■ **TASK TO COMPLETE**:
Copy out every line holding the string "JSON" from the records below.
━━━
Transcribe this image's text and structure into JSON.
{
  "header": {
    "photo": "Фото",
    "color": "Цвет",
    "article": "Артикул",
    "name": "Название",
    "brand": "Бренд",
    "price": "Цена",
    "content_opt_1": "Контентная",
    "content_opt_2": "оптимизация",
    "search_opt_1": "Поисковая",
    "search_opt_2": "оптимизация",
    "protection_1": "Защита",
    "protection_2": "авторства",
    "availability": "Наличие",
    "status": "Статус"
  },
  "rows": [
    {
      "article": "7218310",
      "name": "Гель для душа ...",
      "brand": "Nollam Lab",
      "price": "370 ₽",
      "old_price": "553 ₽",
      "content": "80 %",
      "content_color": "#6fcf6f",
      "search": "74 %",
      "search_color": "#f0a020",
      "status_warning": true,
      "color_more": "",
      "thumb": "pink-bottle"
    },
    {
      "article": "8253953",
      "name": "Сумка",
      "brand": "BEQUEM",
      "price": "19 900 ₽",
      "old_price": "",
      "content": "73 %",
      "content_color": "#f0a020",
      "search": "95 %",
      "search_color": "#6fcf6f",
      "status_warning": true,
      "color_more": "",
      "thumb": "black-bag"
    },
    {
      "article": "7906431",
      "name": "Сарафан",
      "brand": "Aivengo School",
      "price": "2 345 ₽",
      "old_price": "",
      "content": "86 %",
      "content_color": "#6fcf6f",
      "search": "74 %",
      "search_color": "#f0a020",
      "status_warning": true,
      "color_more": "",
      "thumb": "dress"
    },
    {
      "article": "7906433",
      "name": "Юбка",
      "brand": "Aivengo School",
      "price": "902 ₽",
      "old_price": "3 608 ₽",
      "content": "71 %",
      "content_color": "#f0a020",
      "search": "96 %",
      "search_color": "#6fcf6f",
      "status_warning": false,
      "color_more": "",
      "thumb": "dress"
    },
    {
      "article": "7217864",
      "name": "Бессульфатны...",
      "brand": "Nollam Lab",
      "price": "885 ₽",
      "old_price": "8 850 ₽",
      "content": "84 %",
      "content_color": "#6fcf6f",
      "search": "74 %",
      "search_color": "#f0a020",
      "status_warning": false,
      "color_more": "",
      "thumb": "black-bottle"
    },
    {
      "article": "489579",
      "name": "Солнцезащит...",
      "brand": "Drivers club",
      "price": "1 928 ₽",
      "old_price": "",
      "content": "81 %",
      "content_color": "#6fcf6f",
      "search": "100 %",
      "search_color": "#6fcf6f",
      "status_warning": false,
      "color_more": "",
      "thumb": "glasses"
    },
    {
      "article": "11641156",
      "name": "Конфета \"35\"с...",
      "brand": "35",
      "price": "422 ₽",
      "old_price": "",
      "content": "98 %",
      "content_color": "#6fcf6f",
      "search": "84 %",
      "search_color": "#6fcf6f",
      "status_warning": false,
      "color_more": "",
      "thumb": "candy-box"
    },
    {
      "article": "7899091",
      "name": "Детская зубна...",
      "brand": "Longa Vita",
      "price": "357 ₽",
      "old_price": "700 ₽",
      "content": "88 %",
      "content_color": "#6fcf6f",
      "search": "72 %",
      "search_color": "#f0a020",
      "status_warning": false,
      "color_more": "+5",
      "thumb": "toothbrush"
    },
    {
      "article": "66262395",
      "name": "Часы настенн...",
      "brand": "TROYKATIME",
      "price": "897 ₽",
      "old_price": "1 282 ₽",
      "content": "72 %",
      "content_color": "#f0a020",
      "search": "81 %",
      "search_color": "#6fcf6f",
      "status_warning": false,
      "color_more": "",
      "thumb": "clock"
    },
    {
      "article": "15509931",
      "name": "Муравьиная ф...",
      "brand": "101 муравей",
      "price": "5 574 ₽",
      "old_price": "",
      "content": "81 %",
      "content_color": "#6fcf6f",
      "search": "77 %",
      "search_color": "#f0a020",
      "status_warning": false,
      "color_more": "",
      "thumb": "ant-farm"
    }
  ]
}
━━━
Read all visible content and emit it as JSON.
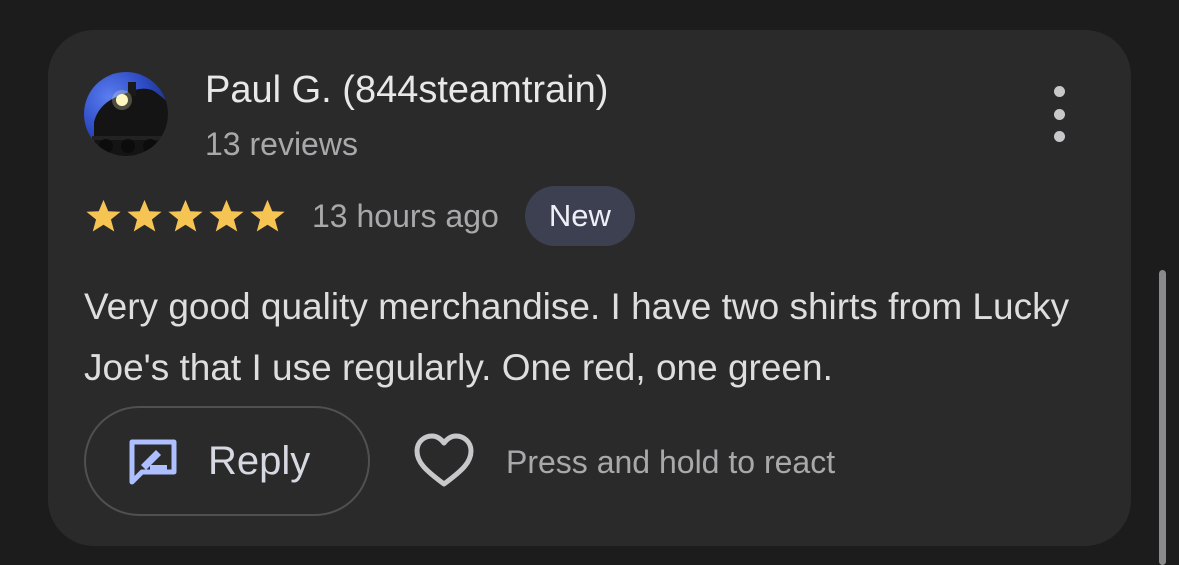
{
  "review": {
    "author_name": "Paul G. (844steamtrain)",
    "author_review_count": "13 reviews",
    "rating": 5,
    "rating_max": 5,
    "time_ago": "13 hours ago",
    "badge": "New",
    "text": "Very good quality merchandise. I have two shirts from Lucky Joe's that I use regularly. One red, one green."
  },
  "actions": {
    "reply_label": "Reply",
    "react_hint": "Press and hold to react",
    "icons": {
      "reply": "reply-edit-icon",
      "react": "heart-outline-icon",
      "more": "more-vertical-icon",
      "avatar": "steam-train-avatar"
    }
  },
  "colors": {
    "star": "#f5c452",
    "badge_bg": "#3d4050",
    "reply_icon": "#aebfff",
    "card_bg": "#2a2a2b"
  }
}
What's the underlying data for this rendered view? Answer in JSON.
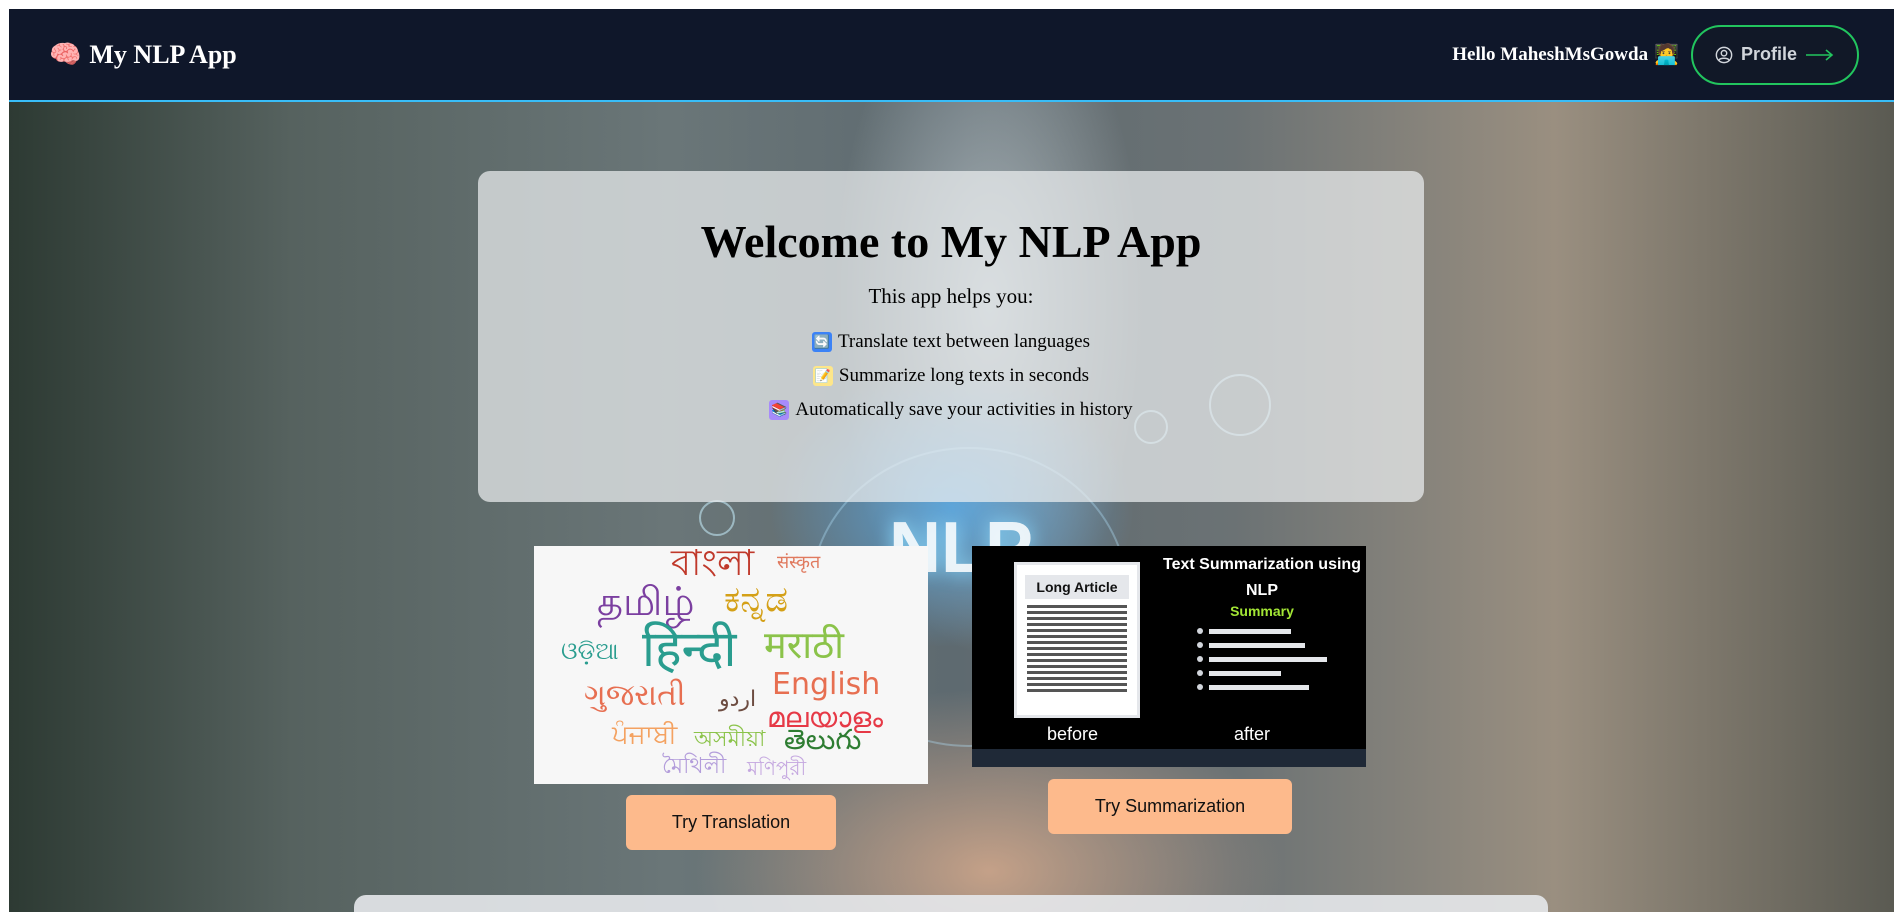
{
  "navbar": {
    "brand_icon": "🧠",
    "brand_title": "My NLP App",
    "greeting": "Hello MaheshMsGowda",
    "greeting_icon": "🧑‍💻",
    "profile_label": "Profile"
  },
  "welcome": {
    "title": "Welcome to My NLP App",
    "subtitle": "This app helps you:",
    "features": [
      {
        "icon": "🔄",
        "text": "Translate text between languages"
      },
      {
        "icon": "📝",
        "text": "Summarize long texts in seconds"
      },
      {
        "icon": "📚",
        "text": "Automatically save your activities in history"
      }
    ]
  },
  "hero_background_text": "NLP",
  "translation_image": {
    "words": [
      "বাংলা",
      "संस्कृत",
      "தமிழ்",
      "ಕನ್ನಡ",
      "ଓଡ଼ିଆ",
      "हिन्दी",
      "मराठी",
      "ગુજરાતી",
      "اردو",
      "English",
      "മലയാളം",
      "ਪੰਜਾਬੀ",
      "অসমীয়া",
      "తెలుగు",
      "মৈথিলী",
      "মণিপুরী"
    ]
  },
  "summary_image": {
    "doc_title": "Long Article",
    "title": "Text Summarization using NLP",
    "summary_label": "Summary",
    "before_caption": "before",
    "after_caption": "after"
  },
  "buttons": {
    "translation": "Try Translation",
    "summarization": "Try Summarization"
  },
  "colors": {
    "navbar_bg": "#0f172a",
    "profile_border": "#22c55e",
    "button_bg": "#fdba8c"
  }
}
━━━
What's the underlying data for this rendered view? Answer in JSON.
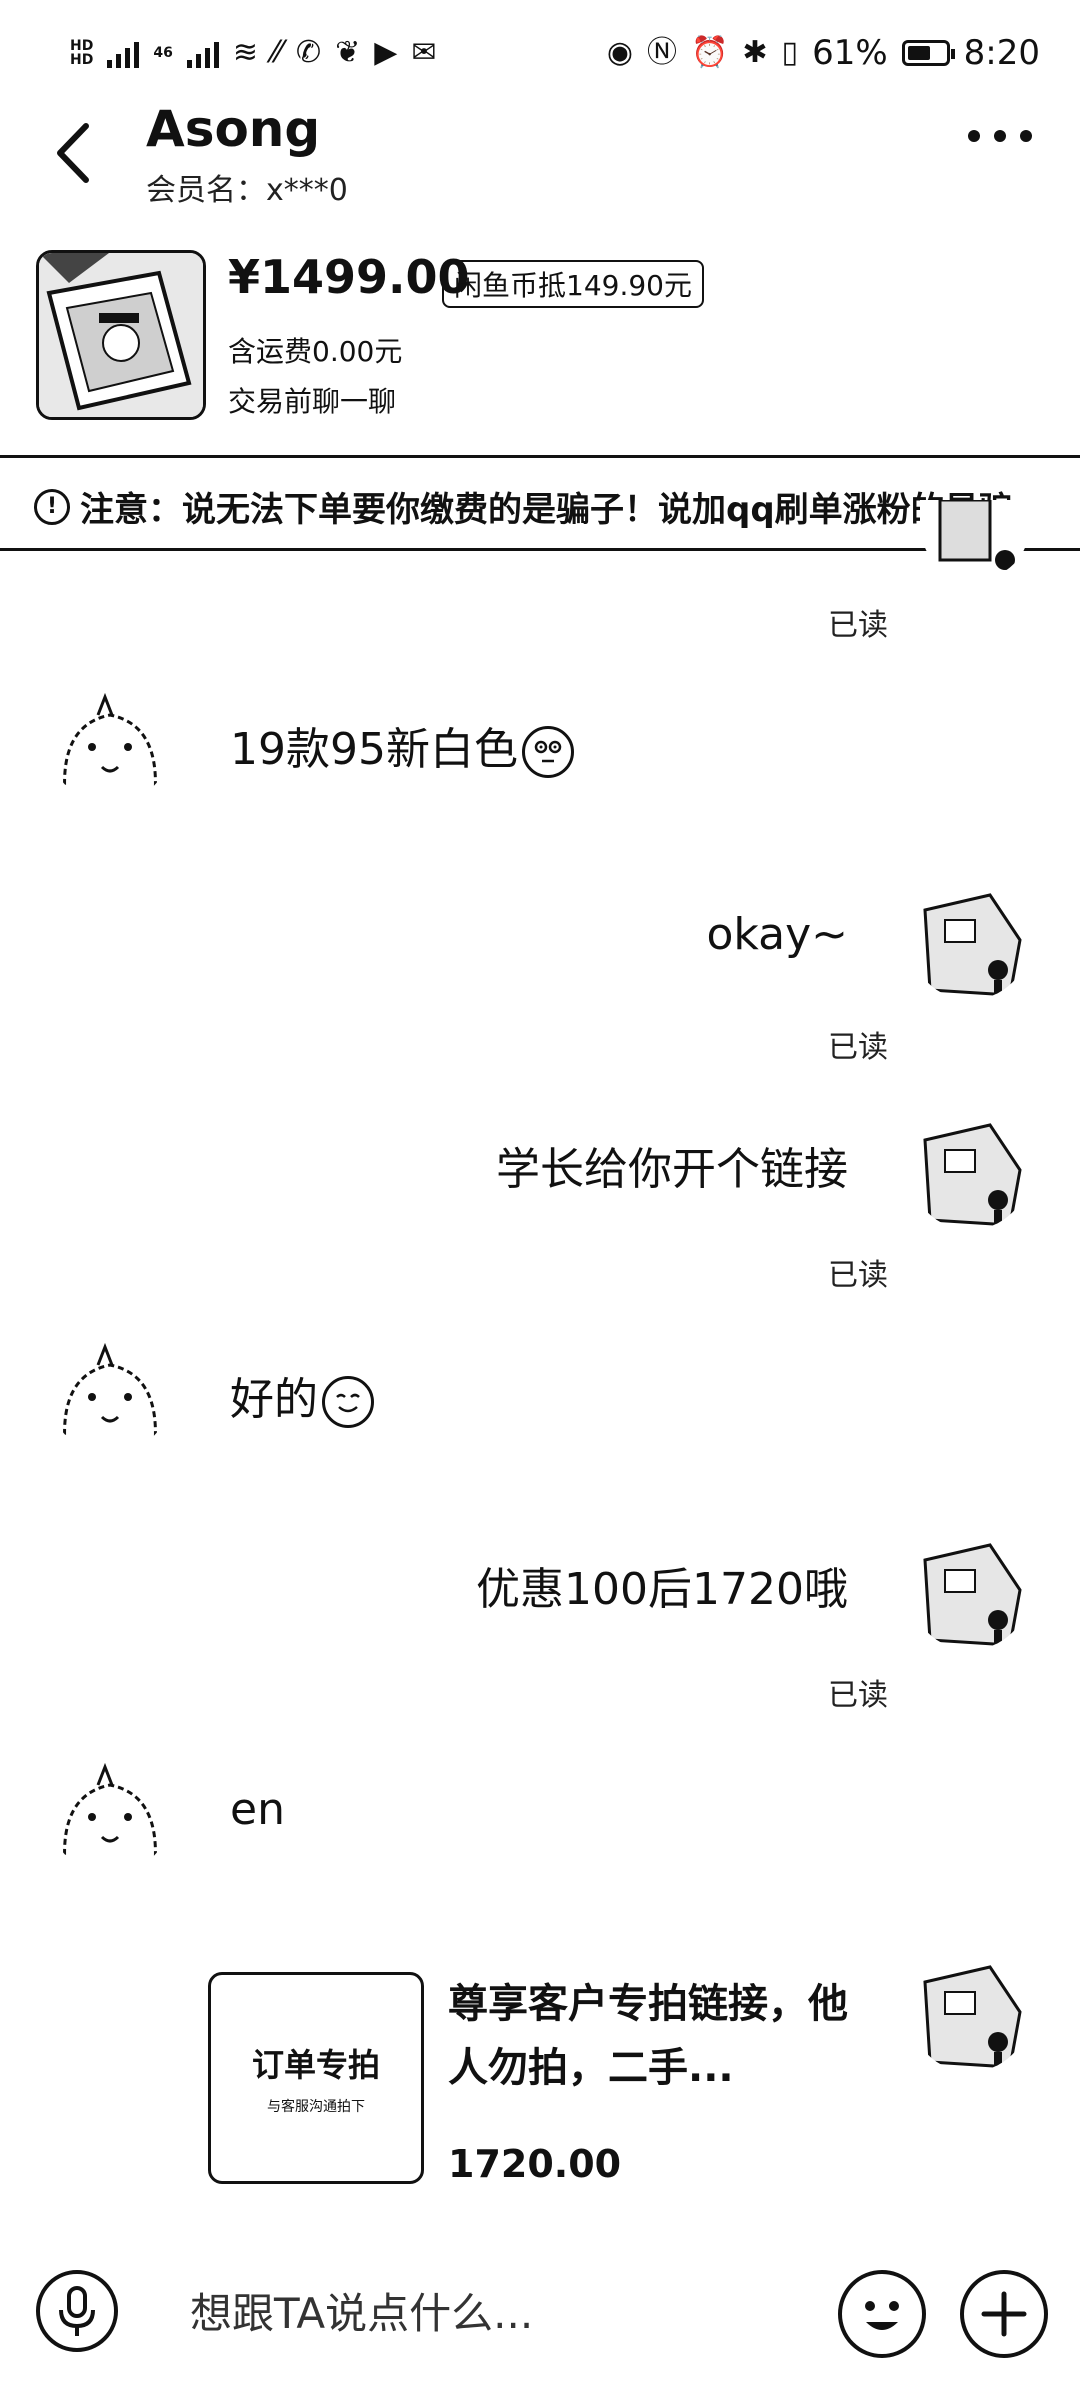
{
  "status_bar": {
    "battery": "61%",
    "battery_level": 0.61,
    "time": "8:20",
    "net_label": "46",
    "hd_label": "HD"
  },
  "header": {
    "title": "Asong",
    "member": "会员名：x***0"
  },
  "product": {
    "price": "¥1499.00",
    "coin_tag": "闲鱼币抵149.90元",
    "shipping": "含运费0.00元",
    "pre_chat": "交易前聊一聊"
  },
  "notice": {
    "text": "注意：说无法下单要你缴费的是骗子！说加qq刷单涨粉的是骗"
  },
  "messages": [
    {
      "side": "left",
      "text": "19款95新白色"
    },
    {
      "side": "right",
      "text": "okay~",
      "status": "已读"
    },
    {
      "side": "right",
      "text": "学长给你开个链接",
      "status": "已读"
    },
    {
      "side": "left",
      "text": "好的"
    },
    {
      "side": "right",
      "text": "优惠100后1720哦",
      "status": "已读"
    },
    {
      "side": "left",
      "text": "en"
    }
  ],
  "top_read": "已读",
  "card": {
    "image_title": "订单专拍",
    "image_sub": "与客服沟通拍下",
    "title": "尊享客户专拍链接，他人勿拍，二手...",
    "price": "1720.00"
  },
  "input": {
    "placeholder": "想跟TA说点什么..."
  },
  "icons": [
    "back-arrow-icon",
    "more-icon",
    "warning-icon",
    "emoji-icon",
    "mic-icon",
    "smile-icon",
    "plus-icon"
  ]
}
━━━
■ **SOLVED EXERCISE**:
Transcribe this image's text and structure into JSON.
Read all visible content and emit it as JSON.
What's the underlying data for this rendered view? Answer in JSON.
What's the underlying data for this rendered view? Answer in JSON.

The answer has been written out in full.